◆ Prompt ◆
When a line of the entries contains the word "model", report that line.

----

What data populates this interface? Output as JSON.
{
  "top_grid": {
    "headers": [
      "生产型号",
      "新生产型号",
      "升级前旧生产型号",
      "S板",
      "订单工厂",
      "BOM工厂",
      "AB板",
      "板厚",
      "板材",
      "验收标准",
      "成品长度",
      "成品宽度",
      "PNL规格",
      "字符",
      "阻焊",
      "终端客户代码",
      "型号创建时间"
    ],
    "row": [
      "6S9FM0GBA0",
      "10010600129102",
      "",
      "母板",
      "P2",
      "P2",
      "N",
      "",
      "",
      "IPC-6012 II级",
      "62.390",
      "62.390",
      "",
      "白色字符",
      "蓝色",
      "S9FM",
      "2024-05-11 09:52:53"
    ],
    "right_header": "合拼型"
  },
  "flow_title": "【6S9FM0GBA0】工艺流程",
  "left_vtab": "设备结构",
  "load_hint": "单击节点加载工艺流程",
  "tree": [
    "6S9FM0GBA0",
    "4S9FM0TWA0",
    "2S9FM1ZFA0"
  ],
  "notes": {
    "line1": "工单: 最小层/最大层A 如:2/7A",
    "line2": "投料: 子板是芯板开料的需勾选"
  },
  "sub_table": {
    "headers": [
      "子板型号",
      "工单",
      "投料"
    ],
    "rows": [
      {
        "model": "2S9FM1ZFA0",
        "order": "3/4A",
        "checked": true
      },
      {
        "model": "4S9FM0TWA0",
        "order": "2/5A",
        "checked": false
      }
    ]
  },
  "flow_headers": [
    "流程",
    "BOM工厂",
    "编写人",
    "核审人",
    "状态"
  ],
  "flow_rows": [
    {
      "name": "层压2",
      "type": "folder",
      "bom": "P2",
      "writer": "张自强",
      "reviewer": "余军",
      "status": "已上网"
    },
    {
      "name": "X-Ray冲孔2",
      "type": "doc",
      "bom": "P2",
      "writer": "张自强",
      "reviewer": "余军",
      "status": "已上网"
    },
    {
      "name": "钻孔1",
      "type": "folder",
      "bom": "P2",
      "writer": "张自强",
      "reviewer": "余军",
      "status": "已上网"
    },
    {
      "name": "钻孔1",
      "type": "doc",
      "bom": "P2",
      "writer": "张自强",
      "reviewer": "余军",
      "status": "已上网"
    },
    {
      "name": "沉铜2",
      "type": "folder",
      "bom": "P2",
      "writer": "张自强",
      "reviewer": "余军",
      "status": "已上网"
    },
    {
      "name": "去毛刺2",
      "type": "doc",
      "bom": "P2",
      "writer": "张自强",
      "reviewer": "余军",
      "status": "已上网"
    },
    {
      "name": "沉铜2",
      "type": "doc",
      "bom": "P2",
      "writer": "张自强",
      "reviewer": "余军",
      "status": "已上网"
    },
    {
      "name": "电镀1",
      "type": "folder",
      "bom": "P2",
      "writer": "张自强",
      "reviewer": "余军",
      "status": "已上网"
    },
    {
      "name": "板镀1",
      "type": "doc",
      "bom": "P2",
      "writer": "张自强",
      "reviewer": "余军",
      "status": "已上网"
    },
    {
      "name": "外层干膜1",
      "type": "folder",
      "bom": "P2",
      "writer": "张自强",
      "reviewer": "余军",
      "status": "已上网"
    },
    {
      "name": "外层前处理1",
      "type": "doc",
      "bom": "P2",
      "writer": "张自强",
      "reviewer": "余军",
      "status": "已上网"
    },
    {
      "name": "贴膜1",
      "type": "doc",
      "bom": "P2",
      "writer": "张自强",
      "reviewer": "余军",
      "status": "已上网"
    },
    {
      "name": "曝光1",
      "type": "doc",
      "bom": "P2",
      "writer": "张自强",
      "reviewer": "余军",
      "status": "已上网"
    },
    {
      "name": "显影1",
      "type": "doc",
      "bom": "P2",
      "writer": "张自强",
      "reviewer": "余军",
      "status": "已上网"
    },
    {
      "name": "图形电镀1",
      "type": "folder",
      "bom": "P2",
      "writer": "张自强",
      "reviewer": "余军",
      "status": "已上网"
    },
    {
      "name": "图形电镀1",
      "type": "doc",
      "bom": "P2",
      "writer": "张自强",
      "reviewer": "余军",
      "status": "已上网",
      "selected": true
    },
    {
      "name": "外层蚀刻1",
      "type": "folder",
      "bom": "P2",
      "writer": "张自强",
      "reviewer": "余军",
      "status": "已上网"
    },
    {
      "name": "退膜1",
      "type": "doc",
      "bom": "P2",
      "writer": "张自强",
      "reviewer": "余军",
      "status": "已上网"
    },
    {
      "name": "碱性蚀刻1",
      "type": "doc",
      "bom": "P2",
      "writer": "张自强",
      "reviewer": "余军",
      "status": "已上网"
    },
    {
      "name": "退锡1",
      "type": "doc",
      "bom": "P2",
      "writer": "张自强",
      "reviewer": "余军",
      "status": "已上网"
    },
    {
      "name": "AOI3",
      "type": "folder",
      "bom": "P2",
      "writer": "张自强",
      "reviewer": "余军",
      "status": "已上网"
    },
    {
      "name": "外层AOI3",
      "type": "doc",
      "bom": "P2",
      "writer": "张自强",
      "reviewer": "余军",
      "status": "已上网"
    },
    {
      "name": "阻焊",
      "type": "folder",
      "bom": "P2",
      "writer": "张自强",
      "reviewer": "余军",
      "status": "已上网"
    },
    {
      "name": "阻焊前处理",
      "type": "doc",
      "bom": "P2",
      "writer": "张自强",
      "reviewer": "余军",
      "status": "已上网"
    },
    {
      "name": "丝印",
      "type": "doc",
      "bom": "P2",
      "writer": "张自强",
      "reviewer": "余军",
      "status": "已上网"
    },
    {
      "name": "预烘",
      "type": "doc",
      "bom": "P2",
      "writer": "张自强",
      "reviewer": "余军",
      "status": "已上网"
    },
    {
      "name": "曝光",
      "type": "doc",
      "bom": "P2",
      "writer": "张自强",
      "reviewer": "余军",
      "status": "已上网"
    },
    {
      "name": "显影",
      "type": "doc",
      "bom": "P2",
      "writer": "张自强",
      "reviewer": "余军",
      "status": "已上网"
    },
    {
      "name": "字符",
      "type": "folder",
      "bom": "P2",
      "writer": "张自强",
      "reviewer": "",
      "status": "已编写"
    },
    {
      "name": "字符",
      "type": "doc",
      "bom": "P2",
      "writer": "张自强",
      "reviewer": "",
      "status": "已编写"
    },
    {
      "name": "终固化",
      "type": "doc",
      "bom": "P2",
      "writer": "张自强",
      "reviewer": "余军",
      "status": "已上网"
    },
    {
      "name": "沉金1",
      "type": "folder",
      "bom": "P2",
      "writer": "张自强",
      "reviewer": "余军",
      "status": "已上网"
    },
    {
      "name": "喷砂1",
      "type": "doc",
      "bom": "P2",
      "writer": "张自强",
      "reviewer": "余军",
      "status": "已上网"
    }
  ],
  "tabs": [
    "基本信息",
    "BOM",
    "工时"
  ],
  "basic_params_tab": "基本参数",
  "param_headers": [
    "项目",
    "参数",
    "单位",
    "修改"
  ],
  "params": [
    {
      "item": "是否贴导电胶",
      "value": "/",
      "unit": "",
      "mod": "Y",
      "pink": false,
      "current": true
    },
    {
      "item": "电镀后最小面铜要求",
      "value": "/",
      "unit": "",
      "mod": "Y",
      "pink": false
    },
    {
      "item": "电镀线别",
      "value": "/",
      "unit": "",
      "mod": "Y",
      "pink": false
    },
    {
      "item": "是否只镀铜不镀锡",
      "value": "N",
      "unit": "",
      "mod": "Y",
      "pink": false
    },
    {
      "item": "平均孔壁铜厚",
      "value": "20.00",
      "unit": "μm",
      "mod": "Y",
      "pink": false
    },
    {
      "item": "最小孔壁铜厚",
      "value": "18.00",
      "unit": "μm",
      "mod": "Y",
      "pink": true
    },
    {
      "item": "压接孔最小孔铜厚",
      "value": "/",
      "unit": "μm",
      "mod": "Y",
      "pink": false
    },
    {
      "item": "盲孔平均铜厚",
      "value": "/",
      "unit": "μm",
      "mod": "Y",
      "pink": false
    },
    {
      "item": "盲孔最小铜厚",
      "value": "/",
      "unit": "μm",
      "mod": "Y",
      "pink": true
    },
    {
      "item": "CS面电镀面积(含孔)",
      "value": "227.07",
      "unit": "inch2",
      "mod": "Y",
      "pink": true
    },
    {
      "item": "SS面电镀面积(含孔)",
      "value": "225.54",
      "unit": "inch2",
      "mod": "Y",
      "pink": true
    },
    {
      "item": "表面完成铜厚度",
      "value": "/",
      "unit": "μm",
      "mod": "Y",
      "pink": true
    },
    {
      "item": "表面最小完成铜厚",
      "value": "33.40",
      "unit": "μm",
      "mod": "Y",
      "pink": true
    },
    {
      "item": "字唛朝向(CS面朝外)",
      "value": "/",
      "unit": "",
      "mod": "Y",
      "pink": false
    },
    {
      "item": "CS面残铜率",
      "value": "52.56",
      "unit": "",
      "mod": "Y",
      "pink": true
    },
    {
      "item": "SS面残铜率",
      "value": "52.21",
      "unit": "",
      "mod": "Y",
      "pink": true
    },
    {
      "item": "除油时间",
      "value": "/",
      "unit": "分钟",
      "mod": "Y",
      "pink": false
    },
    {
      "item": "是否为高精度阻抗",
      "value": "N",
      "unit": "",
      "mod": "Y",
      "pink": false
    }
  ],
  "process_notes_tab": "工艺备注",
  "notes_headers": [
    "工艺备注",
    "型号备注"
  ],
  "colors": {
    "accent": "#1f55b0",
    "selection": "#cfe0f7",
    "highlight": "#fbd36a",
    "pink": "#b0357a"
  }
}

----

◆ Answer for the task ◆
        "model": "2S9FM1ZFA0",
        "model": "4S9FM0TWA0",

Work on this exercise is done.